And another thing that I find is, if you are in jail—and again, you are supposed to be innocent, right, innocent until proven guilty—these folks have not been proven guilty, which is very important to remember. Being in jail is harmful on so many different levels, but another way that it causes harm is that you can also get more charges on you while you are in jail for various different reasons, which also then creates a larger barrier for you to be released.
JJ: And listeners may remember the case of Kalief Browder; that was just a bail story. That was years that a young man spent on Rikers Island not convicted of anything.
AH: Right. Right. And Kalief was an anomaly, in the sense that he didn’t plead guilty, because he wasn’t guilty, and he wouldn’t do what most people do, which is plead guilty just to get out, right? He wanted the system to do as they say, which is give a fair trial.
JJ: Well, media talk about inequality, and they talk about talking about inequality, but I’m always struck at how little interest they can muster when an actual mechanism of inequality is laid before them. And I was actually thinking about the federal appeals court ruling that said that if a person has suffered wage discrimination in the past, has been paid less due to sexism or racism or their intersection, that it’s okay for that inequity to be reproduced and perpetuated forever, because employers can base your pay on your previous pay.
JJ: And I thought, well, here’s a chance—we’re actually seeing inequality be reproduced. And the media reaction was like, eh, you know, what are you gonna do? So I have to say that I was surprised a little bit to see a kind of earnest reaction to Mama’s Bailout Day.
JJ: I expected a lot more cynicism. What did you make of the media, and how can reporting help, do you think, on this issue?
AH: Yeah, the media was definitely surprisingly gracious about Mama’s Bailout Day, and I’m not sure why. I think that it touched a lot of people, because mothers.

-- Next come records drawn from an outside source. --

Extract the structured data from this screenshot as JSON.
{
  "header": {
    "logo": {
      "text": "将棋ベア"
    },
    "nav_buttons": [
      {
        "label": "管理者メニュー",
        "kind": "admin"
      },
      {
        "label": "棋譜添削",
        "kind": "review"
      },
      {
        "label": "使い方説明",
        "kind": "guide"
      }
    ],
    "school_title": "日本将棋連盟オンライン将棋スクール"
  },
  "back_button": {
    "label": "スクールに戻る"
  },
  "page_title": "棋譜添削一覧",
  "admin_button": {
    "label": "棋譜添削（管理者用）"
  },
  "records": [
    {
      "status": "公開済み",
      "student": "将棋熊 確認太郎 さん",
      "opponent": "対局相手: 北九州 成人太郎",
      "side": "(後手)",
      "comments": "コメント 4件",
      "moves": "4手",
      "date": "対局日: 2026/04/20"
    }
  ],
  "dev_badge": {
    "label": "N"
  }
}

AH: Right? Because of that sort of familial connection—we all have mothers, regardless of what our relationships to them are. So that was a good thing, and part of the strategy with the Bailout, a good thing that all of us could connect to. But then also recognizing that people’s lives should not be contingent on their familial ties, and having children or things like that. So just highlighting both of those, it caused a lot of conversations around bail, around our ideals, around innocence and guilt, our ideals around who’s worthy and who’s unworthy, and it forced continued conversations. So I think that the media was definitely helpful in that way, in just lifting up these stories and these injustices. And I think what the media can continue to do is continue to lift up these stories and the injustices, and also have people ask these questions as to, why is bail being set?
And then, I know in the beginning you said “lateral,” but what we’ve learned from Mama’s Bailout Day, and what I’ve learned from working at the National Bail Fund Network, is that bail is so different, depending on where you are. And that’s part of just how the system works to make it harder for you to actually fight against it. The New York City bail system is very different than California’s bail system. So that was definitely something that we had to navigate, in figuring how this action could be successful.
JJ: We’ve been speaking with Arissa Hall of the National Bail Fund Network, housed at the Brooklyn Community Bail Fund. You can still get information on Mama’s Bailout Day at NoMoreMoneyBail.org. Arissa Hall, thank you so much for joining us today on CounterSpin.
AH: Thank you. Thank you.